══ AVAILABLE RECORDS ══

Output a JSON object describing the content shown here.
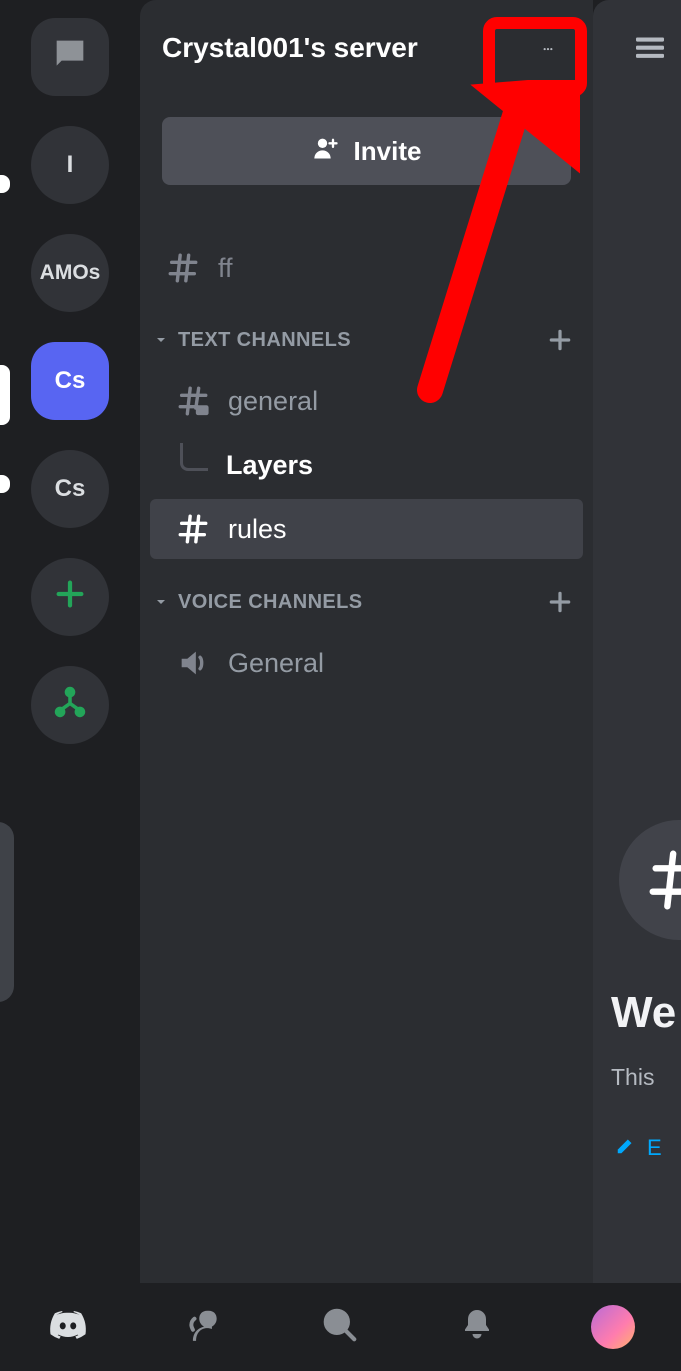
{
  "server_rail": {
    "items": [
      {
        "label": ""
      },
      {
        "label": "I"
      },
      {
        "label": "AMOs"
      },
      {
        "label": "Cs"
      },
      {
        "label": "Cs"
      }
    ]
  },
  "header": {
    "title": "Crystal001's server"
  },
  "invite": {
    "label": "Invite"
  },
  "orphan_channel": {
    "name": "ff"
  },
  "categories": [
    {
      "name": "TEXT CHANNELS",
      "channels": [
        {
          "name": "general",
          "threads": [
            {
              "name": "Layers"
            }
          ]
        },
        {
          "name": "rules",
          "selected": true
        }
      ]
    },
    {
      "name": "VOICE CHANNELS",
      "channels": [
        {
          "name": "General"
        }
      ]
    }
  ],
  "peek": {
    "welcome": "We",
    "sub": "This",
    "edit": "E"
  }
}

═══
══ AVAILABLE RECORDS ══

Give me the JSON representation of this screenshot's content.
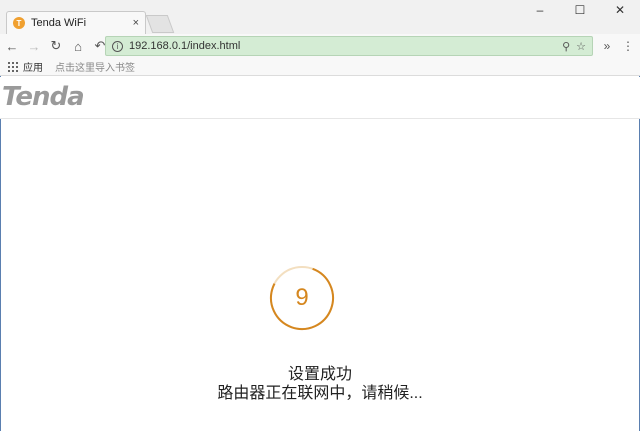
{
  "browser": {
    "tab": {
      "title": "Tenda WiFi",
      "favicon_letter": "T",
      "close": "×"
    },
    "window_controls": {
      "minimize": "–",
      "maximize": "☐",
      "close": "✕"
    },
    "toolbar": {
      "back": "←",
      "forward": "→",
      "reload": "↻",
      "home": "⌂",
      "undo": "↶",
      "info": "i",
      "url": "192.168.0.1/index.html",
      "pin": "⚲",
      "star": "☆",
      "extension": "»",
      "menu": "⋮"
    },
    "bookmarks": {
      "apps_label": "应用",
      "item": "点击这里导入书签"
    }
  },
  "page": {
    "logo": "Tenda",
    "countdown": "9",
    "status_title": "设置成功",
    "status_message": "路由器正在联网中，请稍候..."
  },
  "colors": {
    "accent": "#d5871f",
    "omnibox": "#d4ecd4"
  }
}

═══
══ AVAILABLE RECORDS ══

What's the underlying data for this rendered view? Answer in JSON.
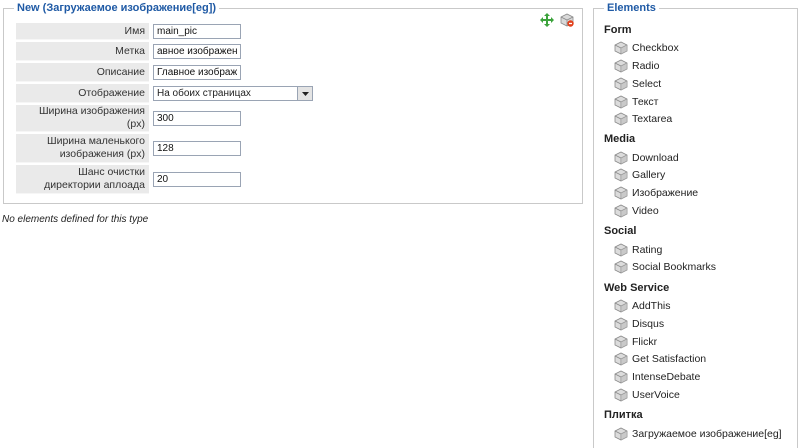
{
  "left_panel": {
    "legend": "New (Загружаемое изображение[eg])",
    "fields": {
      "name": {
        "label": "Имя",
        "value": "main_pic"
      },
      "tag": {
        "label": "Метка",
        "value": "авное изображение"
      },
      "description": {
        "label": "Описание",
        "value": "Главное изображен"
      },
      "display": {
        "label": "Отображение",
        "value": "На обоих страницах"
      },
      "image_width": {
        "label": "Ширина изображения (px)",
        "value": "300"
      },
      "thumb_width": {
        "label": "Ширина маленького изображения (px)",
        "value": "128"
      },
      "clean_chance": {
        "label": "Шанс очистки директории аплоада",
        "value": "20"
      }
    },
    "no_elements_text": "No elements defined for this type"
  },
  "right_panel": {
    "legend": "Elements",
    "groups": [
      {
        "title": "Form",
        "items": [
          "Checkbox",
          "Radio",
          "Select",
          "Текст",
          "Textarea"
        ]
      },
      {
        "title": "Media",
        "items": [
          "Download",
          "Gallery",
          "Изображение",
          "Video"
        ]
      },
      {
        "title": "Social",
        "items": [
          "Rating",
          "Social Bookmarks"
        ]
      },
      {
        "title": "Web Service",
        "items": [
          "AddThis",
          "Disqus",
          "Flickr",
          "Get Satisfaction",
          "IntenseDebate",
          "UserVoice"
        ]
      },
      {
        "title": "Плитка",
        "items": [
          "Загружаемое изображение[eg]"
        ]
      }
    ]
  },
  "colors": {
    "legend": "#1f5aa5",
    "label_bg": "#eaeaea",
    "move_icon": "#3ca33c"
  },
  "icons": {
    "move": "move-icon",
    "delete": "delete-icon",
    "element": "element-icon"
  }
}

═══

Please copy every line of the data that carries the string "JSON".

- WRITTEN RESPONSE -
Output a JSON object describing the content shown here.
Give me the JSON representation of this screenshot's content.
What's the underlying data for this rendered view? Answer in JSON.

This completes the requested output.